▶ [Assignment]: The answer must be every line of the records in which the string "focused" appears.
+++ Data provided
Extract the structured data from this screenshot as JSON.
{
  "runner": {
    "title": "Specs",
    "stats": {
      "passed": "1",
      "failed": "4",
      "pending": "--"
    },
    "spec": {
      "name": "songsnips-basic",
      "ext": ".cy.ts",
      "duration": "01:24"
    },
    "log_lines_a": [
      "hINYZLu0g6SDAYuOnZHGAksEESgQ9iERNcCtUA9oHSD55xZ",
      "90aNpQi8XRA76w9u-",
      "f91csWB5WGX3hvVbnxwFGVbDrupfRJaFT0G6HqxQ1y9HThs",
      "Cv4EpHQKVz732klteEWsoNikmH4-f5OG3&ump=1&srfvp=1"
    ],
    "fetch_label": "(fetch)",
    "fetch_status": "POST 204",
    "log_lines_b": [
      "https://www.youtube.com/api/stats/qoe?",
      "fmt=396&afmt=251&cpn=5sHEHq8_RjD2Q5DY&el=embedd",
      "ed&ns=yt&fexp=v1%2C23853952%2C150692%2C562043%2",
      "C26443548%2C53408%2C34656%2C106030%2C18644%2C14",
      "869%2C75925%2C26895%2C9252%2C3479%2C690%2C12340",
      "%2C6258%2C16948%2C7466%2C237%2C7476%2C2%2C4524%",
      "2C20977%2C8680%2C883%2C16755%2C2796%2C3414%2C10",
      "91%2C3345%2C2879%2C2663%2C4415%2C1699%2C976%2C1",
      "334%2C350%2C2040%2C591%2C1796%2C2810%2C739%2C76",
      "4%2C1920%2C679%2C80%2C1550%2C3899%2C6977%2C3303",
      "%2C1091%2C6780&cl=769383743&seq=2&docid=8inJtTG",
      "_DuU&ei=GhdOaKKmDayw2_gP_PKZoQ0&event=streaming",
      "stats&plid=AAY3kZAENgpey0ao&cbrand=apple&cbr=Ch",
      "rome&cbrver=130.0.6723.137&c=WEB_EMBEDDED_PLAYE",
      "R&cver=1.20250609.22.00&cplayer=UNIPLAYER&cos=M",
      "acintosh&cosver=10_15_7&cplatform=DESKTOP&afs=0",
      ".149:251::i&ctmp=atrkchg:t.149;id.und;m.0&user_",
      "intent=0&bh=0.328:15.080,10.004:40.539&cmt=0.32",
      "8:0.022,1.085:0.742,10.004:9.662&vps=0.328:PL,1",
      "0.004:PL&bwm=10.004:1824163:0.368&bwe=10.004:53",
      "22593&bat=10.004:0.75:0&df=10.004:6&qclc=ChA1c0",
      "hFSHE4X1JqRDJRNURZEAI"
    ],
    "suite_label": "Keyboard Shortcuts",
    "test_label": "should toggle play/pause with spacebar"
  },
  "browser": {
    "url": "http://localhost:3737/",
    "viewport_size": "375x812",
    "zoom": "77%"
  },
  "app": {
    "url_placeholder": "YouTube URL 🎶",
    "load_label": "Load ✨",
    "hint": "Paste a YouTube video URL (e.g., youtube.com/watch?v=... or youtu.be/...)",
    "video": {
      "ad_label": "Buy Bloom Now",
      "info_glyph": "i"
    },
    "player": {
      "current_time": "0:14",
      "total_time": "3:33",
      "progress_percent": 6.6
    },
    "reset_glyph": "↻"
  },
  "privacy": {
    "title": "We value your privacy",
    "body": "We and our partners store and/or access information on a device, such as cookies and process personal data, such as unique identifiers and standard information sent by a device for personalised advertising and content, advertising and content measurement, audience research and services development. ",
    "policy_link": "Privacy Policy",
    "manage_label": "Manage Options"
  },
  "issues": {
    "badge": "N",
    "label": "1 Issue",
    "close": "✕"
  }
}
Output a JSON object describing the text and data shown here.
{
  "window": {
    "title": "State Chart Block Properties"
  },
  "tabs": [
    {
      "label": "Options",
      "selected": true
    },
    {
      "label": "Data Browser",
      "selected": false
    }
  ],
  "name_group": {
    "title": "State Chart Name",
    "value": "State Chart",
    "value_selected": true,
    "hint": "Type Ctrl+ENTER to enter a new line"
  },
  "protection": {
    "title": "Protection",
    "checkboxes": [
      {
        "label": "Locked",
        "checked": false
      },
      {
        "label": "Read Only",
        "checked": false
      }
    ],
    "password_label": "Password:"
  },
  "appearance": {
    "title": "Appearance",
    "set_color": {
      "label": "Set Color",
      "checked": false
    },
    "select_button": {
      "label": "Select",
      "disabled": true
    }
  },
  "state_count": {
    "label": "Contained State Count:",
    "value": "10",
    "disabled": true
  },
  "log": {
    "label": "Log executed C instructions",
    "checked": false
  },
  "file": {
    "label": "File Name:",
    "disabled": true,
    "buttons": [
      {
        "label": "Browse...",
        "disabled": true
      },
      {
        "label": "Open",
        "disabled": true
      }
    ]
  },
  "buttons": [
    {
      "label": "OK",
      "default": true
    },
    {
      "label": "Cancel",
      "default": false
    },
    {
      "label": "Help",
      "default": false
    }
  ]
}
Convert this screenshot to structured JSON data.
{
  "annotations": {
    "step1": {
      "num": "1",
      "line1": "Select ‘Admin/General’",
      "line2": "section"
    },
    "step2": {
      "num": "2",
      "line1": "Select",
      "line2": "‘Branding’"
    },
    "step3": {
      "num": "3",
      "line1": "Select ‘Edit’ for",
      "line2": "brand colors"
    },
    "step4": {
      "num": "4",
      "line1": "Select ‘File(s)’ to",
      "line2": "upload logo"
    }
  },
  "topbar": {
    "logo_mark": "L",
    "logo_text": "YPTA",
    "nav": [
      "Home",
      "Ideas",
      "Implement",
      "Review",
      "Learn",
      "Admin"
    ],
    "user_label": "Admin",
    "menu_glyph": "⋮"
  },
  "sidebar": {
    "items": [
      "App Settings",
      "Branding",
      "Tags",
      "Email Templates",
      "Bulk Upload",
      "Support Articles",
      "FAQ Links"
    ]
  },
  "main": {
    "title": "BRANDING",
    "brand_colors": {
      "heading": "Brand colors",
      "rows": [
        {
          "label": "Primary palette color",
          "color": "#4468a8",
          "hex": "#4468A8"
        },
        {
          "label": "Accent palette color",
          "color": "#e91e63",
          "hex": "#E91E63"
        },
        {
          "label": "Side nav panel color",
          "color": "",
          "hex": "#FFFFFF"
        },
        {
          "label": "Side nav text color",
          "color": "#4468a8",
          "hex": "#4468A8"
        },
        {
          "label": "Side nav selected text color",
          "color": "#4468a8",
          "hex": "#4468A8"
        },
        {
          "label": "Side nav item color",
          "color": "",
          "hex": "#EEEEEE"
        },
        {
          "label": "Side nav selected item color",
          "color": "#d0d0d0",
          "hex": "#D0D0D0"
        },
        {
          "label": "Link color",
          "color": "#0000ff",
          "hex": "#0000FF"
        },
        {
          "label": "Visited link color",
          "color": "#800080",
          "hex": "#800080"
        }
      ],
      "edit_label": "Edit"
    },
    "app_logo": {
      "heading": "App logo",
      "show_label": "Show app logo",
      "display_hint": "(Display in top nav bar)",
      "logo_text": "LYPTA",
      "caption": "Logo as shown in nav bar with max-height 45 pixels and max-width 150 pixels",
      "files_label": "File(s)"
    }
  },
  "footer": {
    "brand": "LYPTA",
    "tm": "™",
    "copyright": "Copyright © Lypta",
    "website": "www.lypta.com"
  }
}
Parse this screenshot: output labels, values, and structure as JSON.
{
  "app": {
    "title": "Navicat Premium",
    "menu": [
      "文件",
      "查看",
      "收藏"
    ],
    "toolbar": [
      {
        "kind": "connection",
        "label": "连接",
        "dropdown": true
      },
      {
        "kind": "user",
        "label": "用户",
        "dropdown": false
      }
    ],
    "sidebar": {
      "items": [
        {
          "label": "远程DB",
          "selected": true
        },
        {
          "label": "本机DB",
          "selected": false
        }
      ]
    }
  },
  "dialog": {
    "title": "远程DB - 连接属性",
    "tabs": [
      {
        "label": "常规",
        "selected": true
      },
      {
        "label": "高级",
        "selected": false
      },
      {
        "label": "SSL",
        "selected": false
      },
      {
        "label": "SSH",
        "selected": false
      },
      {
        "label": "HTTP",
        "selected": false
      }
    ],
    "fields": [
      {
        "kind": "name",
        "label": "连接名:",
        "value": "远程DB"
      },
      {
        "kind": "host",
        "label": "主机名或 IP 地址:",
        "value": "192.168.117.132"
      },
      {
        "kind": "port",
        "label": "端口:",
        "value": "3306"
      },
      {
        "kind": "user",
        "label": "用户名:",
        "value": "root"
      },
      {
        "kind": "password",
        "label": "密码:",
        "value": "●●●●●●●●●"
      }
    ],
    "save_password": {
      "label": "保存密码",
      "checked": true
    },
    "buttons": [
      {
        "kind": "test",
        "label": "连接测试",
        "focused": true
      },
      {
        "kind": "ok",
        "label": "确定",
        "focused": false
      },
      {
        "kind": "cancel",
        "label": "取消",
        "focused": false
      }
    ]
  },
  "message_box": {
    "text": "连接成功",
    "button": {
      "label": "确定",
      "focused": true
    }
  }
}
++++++
▶ [Task output]:
        "focused": true
        "focused": false
        "focused": false
      "focused": true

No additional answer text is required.